This report contextualises China’s growing presence at the United Nations by examining publicly available data on four metrics that gauge Beijing’s success in steering the global governance agenda. Those metrics are: funding for UN departments, programs, and initiatives; staffing of executive-level personnel positions; voting in the UN General Assembly and UN Security Council; and the use of PRC-specific discourse and language in UN-generated documentation.
The United Nations has become progressively more reliant on China’s general contributions, and in turn China has used a combination of levers to elevate its position within the UN system. However, this report finds that China is still selective in its overall approach to UN participation and that efforts by the PRC do not necessarily translate into successful influence at the body.
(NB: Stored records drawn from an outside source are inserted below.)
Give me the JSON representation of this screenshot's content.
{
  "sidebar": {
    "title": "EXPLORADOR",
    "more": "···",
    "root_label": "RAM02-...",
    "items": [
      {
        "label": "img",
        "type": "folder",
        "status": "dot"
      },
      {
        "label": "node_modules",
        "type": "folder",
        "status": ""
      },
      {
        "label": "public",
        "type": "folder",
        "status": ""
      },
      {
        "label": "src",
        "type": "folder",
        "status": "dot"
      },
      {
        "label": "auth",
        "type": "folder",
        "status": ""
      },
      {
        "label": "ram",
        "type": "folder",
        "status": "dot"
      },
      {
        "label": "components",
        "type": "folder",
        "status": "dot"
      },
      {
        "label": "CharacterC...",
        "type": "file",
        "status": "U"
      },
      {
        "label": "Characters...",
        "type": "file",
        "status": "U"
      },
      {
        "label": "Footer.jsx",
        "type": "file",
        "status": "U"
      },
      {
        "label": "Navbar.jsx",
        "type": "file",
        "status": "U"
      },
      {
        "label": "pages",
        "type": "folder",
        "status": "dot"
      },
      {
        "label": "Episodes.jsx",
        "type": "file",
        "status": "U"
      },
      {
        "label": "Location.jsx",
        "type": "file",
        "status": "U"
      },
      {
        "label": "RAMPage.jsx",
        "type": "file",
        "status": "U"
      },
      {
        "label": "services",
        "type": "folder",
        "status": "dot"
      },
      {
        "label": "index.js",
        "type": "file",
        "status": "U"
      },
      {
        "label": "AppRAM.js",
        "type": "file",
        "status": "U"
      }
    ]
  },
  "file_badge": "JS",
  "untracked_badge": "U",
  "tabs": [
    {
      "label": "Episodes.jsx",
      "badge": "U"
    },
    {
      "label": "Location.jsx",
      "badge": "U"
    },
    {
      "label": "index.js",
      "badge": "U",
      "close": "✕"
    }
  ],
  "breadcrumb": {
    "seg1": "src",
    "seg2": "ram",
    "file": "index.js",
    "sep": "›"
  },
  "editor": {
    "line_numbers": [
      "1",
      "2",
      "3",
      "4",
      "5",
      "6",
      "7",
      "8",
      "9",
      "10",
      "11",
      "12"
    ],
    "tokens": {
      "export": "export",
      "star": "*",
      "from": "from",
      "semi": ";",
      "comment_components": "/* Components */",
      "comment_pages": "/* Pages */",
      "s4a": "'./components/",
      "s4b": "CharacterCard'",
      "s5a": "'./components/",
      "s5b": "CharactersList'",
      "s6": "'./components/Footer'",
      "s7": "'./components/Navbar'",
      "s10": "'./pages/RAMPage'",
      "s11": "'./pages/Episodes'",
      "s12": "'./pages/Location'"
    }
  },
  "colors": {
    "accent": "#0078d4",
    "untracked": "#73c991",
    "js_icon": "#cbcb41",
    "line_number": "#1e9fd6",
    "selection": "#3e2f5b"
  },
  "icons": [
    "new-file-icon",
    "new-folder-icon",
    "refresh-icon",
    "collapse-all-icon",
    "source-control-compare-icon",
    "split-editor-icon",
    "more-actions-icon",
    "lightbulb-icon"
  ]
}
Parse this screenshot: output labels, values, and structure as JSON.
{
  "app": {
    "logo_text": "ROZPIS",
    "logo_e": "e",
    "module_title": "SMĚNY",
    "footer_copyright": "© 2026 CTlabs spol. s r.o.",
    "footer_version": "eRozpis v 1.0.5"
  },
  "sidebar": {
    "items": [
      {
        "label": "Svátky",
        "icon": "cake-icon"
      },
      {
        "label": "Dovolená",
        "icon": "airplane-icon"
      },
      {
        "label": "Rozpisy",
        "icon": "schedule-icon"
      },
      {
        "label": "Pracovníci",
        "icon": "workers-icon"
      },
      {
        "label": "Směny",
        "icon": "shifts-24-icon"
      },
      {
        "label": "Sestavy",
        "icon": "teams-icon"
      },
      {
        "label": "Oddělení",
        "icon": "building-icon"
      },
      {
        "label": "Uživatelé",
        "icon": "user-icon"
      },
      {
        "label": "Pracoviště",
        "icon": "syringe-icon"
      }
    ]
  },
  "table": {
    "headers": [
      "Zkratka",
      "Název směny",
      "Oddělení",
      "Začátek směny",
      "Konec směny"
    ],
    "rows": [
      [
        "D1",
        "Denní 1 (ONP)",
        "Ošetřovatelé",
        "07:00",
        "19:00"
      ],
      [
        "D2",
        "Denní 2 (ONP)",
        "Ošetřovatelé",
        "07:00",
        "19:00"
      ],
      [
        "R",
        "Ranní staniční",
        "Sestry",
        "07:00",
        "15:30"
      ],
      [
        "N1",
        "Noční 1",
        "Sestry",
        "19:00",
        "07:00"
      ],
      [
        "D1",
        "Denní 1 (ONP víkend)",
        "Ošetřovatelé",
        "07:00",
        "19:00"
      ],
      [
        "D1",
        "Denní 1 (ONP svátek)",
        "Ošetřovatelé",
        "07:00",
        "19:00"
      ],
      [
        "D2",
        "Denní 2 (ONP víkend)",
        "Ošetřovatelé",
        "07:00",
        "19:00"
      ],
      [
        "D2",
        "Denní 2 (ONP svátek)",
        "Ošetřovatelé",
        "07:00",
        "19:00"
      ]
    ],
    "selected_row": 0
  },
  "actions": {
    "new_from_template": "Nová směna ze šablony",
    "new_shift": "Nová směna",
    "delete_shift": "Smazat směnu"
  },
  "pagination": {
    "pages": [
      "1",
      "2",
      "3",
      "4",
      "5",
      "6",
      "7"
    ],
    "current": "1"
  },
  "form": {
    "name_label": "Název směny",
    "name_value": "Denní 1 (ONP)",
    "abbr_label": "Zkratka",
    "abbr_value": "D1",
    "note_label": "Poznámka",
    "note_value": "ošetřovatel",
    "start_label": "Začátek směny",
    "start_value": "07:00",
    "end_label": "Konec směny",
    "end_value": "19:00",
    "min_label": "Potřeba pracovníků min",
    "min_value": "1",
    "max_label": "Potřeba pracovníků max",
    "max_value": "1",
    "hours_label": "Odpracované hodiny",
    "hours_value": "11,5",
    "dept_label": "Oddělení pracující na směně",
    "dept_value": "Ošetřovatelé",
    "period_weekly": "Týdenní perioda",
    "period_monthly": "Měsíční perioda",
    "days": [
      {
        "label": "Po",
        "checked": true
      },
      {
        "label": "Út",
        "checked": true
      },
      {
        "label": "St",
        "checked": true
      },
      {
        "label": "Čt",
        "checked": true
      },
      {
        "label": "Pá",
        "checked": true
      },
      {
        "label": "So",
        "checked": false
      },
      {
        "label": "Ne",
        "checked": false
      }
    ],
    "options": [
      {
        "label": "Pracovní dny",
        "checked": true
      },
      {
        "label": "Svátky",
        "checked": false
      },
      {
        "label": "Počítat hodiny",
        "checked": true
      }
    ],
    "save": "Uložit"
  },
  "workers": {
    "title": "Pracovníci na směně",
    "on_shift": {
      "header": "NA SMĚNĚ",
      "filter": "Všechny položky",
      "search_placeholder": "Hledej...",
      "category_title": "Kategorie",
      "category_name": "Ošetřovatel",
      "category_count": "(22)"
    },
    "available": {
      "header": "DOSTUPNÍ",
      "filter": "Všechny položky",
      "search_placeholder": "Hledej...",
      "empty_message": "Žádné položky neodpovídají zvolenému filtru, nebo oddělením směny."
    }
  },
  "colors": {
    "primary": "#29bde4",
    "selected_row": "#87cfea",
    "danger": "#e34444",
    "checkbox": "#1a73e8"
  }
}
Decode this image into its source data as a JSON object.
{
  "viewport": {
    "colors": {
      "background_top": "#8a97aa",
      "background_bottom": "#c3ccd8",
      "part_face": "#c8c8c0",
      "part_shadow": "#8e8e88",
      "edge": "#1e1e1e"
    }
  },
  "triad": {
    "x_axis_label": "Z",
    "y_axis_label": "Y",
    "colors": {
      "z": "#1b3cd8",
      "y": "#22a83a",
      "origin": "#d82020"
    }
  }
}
The report makes three recommendations for UN stakeholders. First, a deeper understanding must be gained of what China contributes across different UN agencies and functional areas to establish a more complete picture of its multilateral input. Second, efforts should be made to shape China’s engagement in multilateral issues, in particular those that the PRC is yet to prioritise, such as refugee management. Third, it is vital to articulate an inclusive multilateral vision for a rules-based international order that specifies under which conditions China’s contributions are embraced, rather than framing PRC input solely as a source of concern.